I suppose no, but me-261 could be was adapted for this role ! :ysi_maniac said:Did Germans design long range (much more range than a Bf-110) Escort Fighter
Ah, the good old days. ;DHumor is a part of life and the cartoon is actually a mid-1930s cartoon from a very old aviation rag...a U.S. one. Now we know the truth behind the numerous mid-1930s so-called USAAC Pursuit Missions, hah!
Excuse me if this comes off as rude, but perhaps you should read up more on the aircraft in question? A brief timeline of the related designs:lastdingo said:One should understand most development projects 1944/45 were not about development of anything.
They were about having a justification for keeping employees away from military service (where they would die).
Today's enthusiasts take all those gun, tank and plane projects of late WW2 much too seriously.
The Focke-Wulf TO was an aircraft made to fit the new 1938 Lufthansa specification for a commercial/transport aircraft to carry passengers and cargo non-stop from Frankfurt am Main to New York. Here's some more info from Luftwaffe Secret Projects: Strategic Bombers 1935-1945 by Dieter Herwig and Heinz Rode, the selected information is on page 25 (the picture was taken with my phone, so apologies if it is poor in quality, I'll gladly retake it if you'd like):hesham said:Hi Spicy,

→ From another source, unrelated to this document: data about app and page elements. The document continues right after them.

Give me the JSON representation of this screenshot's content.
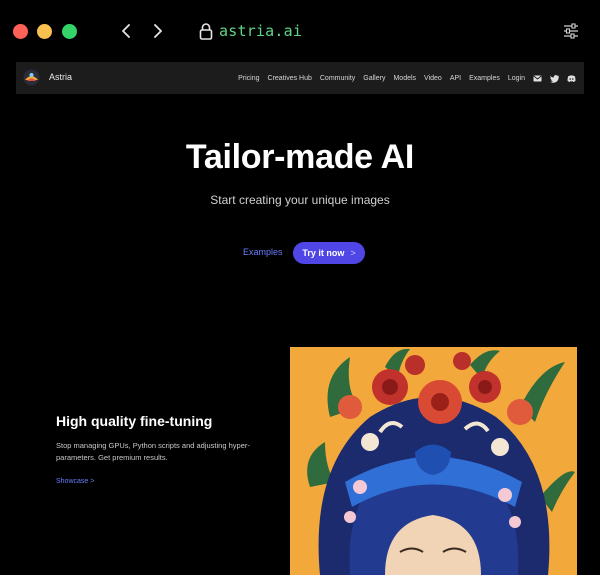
{
  "browser": {
    "url": "astria.ai",
    "icons": [
      "back-arrow-icon",
      "forward-arrow-icon",
      "lock-icon",
      "settings-sliders-icon"
    ]
  },
  "navbar": {
    "brand": "Astria",
    "links": [
      "Pricing",
      "Creatives Hub",
      "Community",
      "Gallery",
      "Models",
      "Video",
      "API",
      "Examples",
      "Login"
    ],
    "icons": [
      "mail-icon",
      "twitter-icon",
      "discord-icon"
    ]
  },
  "hero": {
    "title": "Tailor-made AI",
    "subtitle": "Start creating your unique images",
    "examples_label": "Examples",
    "try_label": "Try it now",
    "try_chevron": ">"
  },
  "feature": {
    "title": "High quality fine-tuning",
    "description": "Stop managing GPUs, Python scripts and adjusting hyper-parameters. Get premium results.",
    "link_label": "Showcase",
    "link_chevron": ">"
  },
  "colors": {
    "accent": "#5046e6",
    "link": "#6b7cff",
    "url_text": "#5fd48a",
    "art_background": "#f2a83a"
  }
}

can I ask you what was Focke-Wulf TO ?.
Actually, it was obvious that the Ta 400 would not be a worthwhile aircraft even by 1943.SpicyJuan said:Excuse me if this comes off as rude, but perhaps you should read up more on the aircraft in question?
The RLM certainly didn't think so as they cancelled the functioning, excellent, and most importantly flying Me 264 in favor of the Ta 400 and He 277 paper projects.lastdingo said:Actually, it was obvious that the Ta 400 would not be a worthwhile aircraft even by 1943.
That's all nice but the Ta 400 was built from a requirement from January 1942, besides a general discussion of German strategic bombers is not really relevant to this thread, as the purpose of this thread is to first and foremost talk about the design influences of the Ta 400, its technical details, and how it compares to its contemporaries.lastdingo said:Germany was losing air superiority in the East during 1943.
It had lost air superiority in the West, at home, and in the Med already.
By mid-1943 the failure of the Battle of the Atlantic was obvious.
All correct, but just a slight nitpick, the He 177B was bound to be produced quickly, the He 277 a little later.lastdingo said:The Me 264 had a substantial advantage in development time from the beginning.
4-engine derivations of the He 177 were bound to be available quickly if pursued.
All nice but not relevant to the Ta 400 specifically.lastdingo said:Fuel supply was known to be unsatisfactory by 1943. Only fuel efficient (short range) bombers made much sense.
A shortage of aircraft mechanics plagued the Luftwaffe in 1943 to the point that only the most efficient aircraft designs made sense.
All bombers are dead meat without escorts.lastdingo said:B-17 bombers were slaughtered without escorts over Germany in 1943, and the Ta 400's suitability against contemporary fighters (~1946/47) would have been abysmal.
RLM cancelled in October of '43, after that it was a private venture by Tank.lastdingo said:Finally, something you did not mention in your timeline: The Ta 400 was an active program not only in 1943, but in 1944 as well.
Or the fact that the design was submitted before Kursk and Fw engineers had enough work to guarantee their job security with the Fw 190, Ta 152, and Ta 183.lastdingo said:The only thing that points against this being a project to keep development departments busy was the involvement of French engineers who wouldn't have been drafted anyway.
You mean the tail gunner position? The report says it's a manned Borsig HL 131 V turret with 4 x MG 131.Wurger said:Thank you so much for the input. Does the accompanying text (if there is one, as usual) mentions the remote control stations? That battery of 2x2 Mk108`s would be smashing...